* [WHAT THIS TASK INVOLVES]:
The result should be every line of the listing that holds the word "settings".

* [SOURCE INFORMATION]:

□ □ □ □

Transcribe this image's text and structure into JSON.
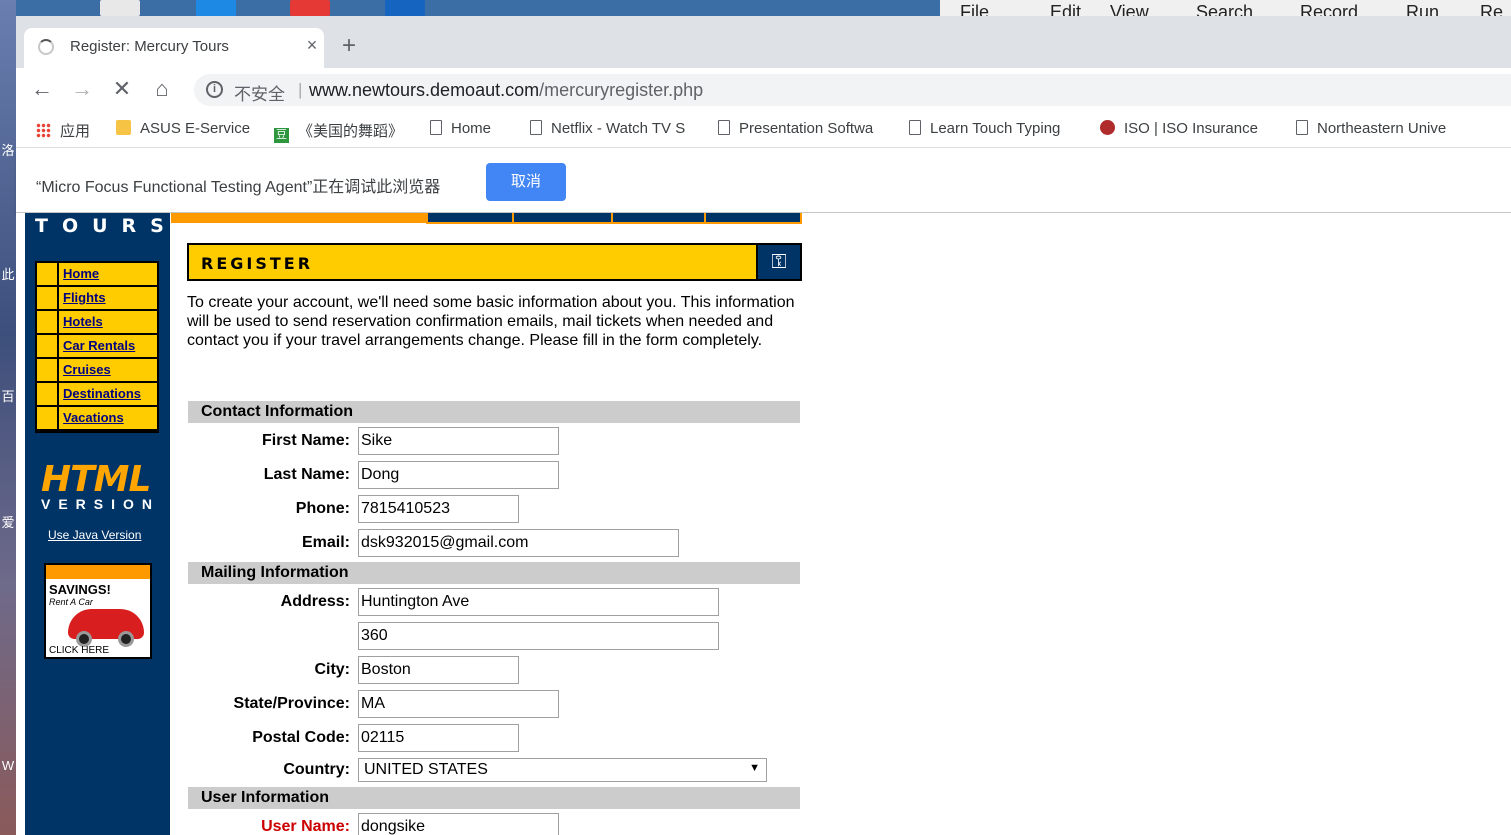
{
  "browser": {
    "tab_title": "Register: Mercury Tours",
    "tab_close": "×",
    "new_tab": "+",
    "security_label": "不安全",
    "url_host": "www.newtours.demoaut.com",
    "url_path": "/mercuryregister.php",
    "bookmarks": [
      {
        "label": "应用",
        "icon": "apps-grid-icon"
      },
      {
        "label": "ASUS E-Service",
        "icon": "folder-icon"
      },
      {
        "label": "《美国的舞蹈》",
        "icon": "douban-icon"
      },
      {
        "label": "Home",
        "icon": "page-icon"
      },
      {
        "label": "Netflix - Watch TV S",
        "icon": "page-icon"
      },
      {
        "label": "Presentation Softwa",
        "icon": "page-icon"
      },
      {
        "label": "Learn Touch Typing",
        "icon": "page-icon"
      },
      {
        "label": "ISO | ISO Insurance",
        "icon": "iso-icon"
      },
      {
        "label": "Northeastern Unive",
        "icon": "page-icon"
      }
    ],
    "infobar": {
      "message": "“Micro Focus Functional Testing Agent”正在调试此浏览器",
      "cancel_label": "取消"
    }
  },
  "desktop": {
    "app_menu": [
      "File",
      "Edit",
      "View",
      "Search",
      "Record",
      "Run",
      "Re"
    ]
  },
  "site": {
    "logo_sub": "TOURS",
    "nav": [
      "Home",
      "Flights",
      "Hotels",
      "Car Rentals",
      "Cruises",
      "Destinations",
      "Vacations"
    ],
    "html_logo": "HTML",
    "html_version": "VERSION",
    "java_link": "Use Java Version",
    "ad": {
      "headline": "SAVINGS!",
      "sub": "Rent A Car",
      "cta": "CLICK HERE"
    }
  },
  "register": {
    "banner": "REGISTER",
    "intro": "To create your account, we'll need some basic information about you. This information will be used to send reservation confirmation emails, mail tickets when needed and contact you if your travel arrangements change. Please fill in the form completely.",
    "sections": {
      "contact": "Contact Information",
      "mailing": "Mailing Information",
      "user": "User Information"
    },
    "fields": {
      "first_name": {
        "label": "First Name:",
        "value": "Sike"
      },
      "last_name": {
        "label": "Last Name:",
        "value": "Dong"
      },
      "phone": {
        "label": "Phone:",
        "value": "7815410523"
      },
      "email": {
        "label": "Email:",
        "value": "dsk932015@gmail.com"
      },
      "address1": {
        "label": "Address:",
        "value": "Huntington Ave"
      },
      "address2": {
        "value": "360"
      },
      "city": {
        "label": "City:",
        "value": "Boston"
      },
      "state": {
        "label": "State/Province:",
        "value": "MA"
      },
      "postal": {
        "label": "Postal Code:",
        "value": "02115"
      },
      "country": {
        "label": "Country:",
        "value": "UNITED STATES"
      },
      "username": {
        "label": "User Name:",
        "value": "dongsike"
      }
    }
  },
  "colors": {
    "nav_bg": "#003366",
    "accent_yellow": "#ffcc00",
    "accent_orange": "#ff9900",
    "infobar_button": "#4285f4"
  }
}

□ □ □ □

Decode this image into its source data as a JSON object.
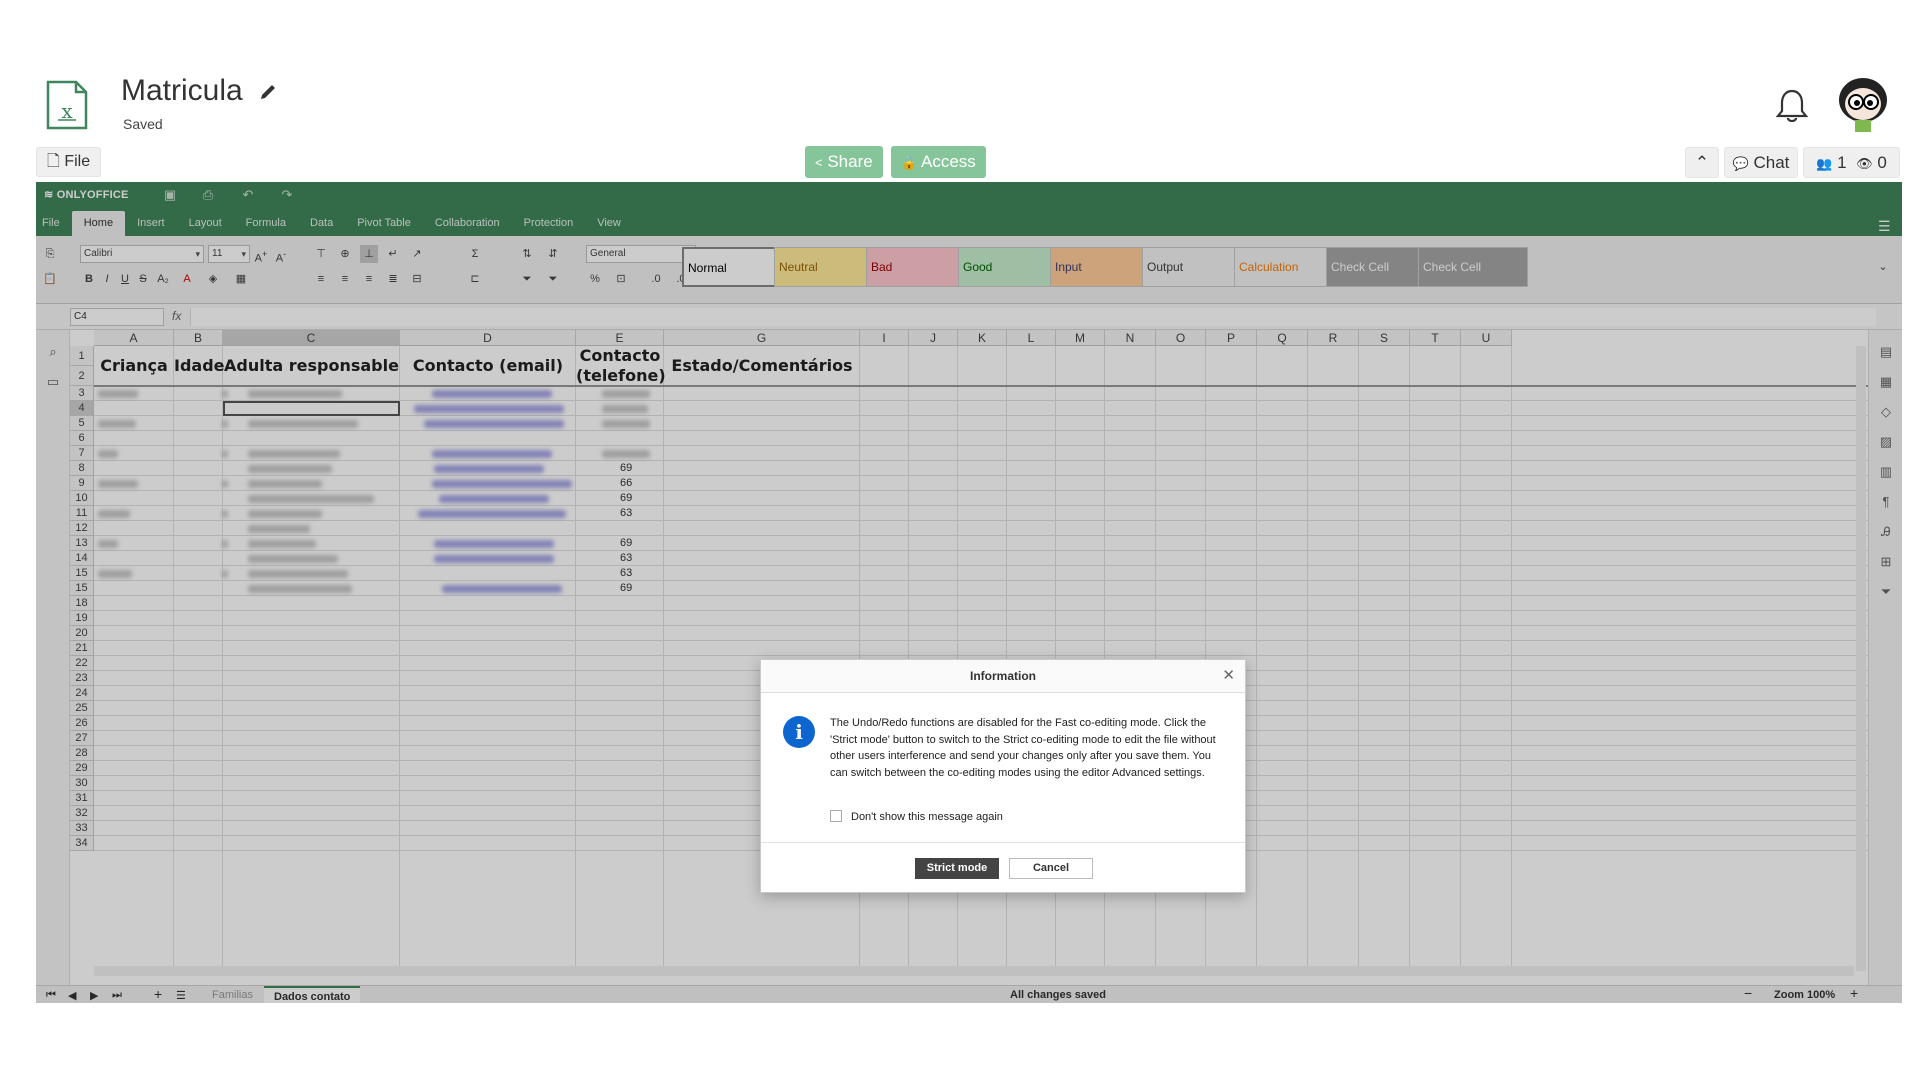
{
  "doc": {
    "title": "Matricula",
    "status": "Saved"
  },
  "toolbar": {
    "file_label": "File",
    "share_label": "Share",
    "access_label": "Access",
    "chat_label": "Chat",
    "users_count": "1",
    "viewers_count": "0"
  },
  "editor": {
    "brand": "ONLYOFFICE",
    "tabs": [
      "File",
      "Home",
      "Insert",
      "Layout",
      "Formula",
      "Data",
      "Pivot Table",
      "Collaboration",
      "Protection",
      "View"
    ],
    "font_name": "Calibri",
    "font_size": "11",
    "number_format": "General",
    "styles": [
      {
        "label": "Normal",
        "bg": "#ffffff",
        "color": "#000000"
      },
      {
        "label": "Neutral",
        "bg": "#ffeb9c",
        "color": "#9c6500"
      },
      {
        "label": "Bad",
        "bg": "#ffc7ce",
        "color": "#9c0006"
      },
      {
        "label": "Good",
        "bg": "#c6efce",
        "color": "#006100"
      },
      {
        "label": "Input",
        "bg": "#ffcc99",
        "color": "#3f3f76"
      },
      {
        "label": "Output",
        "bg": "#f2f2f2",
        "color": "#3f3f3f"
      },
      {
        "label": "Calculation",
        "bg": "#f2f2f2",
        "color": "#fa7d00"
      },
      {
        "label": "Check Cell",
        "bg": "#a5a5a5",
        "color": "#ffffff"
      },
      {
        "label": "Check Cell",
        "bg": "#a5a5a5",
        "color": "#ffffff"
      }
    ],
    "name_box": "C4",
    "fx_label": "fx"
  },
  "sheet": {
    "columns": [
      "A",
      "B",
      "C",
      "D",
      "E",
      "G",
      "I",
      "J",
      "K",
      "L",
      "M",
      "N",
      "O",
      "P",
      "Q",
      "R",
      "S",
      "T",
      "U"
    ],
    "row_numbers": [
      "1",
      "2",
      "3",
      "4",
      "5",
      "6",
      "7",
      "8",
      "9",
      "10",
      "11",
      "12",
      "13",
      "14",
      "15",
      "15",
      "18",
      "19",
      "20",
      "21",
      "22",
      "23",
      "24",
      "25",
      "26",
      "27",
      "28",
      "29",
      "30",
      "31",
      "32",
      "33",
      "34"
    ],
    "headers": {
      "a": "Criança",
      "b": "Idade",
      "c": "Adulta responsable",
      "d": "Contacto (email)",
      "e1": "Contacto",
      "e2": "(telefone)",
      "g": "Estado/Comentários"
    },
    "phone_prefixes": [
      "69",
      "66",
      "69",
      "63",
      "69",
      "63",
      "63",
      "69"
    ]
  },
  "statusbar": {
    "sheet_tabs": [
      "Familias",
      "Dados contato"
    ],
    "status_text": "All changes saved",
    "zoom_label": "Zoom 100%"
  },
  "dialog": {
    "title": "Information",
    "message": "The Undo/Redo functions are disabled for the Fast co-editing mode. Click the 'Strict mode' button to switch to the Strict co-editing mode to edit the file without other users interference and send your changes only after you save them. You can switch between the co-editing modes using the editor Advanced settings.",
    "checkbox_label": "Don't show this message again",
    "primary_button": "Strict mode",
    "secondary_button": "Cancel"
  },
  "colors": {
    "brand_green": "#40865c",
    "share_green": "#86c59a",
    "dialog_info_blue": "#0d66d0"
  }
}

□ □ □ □

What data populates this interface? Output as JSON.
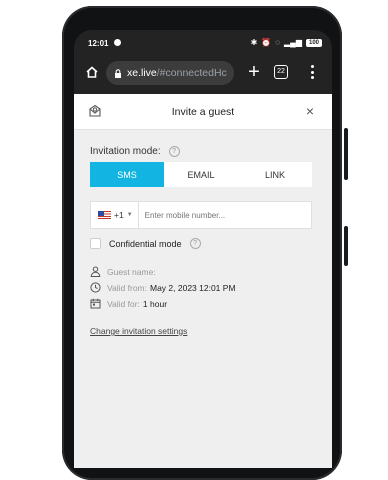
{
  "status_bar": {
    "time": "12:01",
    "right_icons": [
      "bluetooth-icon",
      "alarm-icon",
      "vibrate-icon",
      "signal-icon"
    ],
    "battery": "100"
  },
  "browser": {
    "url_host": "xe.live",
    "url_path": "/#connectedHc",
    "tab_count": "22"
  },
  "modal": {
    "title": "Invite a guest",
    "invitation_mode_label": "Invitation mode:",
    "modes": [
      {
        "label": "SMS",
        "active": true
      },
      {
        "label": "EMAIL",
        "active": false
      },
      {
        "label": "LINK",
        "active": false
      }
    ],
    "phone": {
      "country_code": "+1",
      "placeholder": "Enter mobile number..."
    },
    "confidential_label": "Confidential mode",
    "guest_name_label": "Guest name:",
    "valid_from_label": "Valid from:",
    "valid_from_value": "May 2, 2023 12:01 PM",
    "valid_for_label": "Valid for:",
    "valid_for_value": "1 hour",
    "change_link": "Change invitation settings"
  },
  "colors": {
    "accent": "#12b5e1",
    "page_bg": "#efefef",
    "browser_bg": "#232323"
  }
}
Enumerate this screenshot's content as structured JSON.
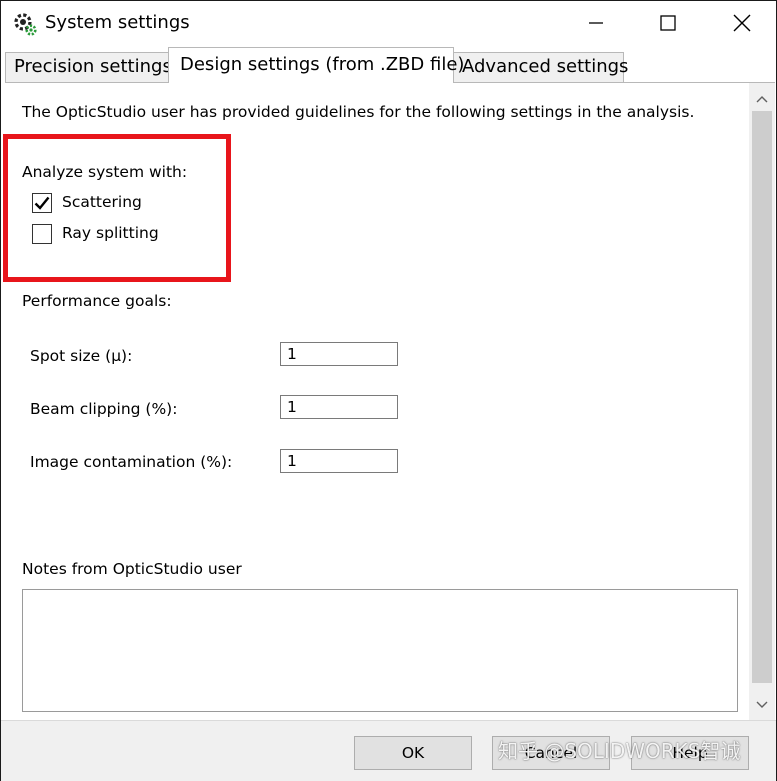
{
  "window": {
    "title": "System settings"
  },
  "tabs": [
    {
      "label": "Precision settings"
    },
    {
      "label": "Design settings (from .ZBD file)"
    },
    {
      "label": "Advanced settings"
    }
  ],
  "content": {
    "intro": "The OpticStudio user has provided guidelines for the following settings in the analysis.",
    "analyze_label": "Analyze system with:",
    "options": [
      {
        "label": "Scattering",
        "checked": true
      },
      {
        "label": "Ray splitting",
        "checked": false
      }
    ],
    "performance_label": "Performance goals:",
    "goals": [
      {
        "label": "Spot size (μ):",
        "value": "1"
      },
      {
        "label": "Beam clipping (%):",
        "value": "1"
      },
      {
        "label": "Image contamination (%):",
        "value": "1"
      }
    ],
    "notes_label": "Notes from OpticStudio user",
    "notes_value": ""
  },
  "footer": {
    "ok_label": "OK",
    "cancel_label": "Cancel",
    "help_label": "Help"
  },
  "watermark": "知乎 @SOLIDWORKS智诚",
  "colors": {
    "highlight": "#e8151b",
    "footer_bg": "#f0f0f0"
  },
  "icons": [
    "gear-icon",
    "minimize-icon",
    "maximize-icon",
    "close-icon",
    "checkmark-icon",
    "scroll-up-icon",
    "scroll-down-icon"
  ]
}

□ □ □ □

* [REPLY TO THE TASK]:
    "message": "The Undo/Redo functions are disabled for the Fast co-editing mode. Click the 'Strict mode' button to switch to the Strict co-editing mode to edit the file without other users interference and send your changes only after you save them. You can switch between the co-editing modes using the editor Advanced settings.",
    "change_link": "Change invitation settings"
    "title": "System settings"
      "label": "Precision settings"
      "label": "Design settings (from .ZBD file)"
      "label": "Advanced settings"
    "intro": "The OpticStudio user has provided guidelines for the following settings in the analysis.",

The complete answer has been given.